    Her presence is captivating! Such a phenomenal and talented lady.

  2. Leigh says:

    I had problems with the letter R as well. My daughter was just diagnosed with a language disorder, she’s behind her peers but she’s also hyperlexic and is reading at 3. This woman is an inspiration.

  3. Myra says:

    That’s quite a feat. I’m always impressed with speakers who have overcome initial speech impediments. Even more so by those with a stutter but are brave enough to do public speaking still.

  4. Megs says:

    I was in speech therapy until I was 13 for a whole bunch of sounds (k, sh, th, l, r). R was the hardest and the last to fall in place. I’m a much stronger writer than speaker because writing has always seemed natural and fluid whereas there are so many anxieties wrapped up in speech for me. I’m so excited for Amanda since (although she’s leagues beyond me) I understand something of what she’s been through in her relationship to language.

  5. Rose says:

    I’m a speech pathologist and /r/ is hands down the biggest challenge because it’s not just “one” sound with “one” production like /k/. It changes if it’s by itself or in a blend or an r colored vowel (ire, or, er, and so on). I’ll spend the rest of my career tearing my hair out over /r/.

    • JanetDR says:

      Me too Rose! There are many fun things about working in preschool special ed, but one perk is I don’t have to address ‘r’ that often 😂

  6. goofpuff says:

    She’s amazing.
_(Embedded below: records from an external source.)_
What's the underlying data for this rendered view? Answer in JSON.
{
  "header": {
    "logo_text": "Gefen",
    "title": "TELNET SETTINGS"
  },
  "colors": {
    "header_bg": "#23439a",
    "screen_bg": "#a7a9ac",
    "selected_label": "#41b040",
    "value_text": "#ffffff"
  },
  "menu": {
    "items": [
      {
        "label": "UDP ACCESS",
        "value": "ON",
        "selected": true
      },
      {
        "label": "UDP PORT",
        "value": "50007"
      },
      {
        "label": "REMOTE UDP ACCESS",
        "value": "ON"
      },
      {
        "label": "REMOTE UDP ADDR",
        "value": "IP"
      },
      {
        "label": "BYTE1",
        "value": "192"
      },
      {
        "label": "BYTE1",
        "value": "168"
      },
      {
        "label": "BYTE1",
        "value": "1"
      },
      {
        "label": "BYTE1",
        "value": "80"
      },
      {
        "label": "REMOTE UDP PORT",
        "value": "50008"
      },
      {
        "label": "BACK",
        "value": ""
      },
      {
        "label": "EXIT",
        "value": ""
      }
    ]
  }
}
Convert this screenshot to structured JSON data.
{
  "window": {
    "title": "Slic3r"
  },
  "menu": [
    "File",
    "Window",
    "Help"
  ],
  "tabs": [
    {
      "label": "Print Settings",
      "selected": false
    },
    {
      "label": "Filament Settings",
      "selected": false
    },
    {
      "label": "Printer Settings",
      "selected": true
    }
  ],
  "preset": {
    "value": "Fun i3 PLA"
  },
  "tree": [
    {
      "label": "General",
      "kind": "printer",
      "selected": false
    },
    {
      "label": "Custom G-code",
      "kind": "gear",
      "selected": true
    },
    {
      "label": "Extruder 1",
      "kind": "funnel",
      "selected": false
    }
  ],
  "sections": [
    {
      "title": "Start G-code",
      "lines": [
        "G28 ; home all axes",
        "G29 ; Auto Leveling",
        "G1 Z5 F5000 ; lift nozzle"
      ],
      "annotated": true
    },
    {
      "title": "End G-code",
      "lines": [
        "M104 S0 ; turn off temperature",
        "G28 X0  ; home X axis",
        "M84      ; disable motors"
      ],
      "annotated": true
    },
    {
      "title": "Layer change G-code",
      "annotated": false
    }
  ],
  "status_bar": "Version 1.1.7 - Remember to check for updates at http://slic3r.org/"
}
I love that everything is going so well for her.

  7. Esmom says:

    She is an inspiration, and scrolling through the photos and seeing her amazing smile brought tears to my eyes.

    My 21yo son is on the autism spectrum, which we first identified because of a severe speech delay. I like how she describes her experience as “learning words from scratch,” because that’s exactly what I observed about how my son processed and experienced the world.

    I’m so happy she shared this information with the world, and in such an easy to understand way. We need to shed more light on the “invisible” disabilities that so many people live with and work so incredibly hard to overcome.

  8. cassandra says:

    Her fashion game is A+